Books I love: “Frankenstein” by Mary Shelley
Having now spent thirty-one days only reading horror books, I felt I’d be remiss in letting October fade away without at least a short tribute to what I consider to be not only the best horror novel of all time, but one of the best novels of all time of any genre.
Mary Shelley’s “Frankenstein” is a passion of mine.
I’m a Franken-geek.
Though I know I first read “Frankenstein” in around eighth grade, I really and truly fell in love with it when I had to spend six weeks dissecting it as part of a Romantic Literature class while a student at Michigan State University. We discussed the Shelley circle and Byron and all that jazz, but we also got into the deeper elements of the book that make it spectacular; it’s really interesting narrative within a narrative within ANOTHER narrative – in which Captain Walton relays the story told to him by the dying Victor Frankenstein, which contains a large chunk of the Monsters story as he told it to Victor.
The novel also gave me one of my all-time favorite fictional characters, in Justine Moritz. Granted, she spends a lot of the novel ignored, and dies terribly, I’ve always just adored her character and her storyline. She’s a positively tragic figure, and I’m surprised no one has taken her into her own novelization. (Unless someone has and I’ve missed it completely. If so, please let me know – and I’ll read it.)
My “Frankenstein” love goes so deep, I even love the Branaugh/DeNiro movie version, despite the strays from the script (such as Elizabeth being re-born as a female monster?

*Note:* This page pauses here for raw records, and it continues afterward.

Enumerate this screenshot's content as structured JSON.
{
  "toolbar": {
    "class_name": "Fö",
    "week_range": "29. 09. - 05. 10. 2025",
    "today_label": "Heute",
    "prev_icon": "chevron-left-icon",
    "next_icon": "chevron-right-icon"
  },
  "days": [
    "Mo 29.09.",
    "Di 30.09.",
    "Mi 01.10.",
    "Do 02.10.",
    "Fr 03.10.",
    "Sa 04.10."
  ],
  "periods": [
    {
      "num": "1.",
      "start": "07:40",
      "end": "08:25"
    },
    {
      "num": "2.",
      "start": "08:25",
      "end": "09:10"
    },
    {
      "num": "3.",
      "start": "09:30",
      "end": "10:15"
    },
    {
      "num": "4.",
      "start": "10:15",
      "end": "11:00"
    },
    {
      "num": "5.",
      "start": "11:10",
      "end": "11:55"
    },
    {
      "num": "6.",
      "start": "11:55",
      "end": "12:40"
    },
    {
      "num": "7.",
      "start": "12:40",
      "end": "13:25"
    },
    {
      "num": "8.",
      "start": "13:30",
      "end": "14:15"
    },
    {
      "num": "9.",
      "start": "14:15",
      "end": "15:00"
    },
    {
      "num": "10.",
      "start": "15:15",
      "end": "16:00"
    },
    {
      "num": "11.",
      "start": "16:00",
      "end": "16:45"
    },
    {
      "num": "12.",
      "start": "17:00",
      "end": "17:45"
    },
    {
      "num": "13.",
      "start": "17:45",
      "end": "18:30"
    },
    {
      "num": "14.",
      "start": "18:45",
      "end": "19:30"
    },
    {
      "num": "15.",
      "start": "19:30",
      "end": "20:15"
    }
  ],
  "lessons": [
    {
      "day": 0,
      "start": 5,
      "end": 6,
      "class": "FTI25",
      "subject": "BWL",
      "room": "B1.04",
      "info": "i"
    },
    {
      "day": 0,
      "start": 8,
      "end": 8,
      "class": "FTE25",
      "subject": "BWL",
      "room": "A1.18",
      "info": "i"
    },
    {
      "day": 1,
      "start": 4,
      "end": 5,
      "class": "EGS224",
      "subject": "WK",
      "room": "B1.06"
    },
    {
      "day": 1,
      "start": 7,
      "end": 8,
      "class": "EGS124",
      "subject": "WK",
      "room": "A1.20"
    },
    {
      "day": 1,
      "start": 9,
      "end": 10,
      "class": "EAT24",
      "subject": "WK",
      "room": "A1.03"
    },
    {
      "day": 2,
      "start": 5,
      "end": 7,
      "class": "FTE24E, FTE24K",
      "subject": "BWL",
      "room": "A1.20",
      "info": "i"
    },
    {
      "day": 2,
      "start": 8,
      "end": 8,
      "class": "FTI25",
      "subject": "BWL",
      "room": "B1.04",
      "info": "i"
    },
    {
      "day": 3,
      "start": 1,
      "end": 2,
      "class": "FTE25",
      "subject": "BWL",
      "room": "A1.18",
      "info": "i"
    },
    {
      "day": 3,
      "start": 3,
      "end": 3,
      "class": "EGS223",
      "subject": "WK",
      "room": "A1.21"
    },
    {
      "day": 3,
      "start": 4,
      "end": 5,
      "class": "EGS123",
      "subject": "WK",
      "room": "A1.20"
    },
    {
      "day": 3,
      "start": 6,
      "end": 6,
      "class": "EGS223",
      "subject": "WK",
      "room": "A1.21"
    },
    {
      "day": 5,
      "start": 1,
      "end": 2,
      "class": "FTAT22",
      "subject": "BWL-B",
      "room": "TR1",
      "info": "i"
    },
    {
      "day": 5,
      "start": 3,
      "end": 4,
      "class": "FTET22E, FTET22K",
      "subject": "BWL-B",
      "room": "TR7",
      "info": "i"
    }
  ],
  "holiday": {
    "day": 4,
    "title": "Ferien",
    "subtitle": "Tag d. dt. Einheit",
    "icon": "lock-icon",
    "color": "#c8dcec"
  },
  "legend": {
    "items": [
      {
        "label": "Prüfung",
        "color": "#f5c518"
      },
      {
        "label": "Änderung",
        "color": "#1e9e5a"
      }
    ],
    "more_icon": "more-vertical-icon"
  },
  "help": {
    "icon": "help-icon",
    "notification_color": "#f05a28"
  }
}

WTF.) I actually think Branaugh is near perfect as curious rich boy Victor, and positively love the cast that surrounds him – namely Helena Bonham Carter, Tom Hulce, and John Cleese.
Film trailer (for those not aware of this movie)
If you like horror, and want to wrap your head around a true classic of the genre, read “Frankenstein.” It’s spell-bindingly beautiful in the way it’s written, and truly an original.
I adore it. That is all.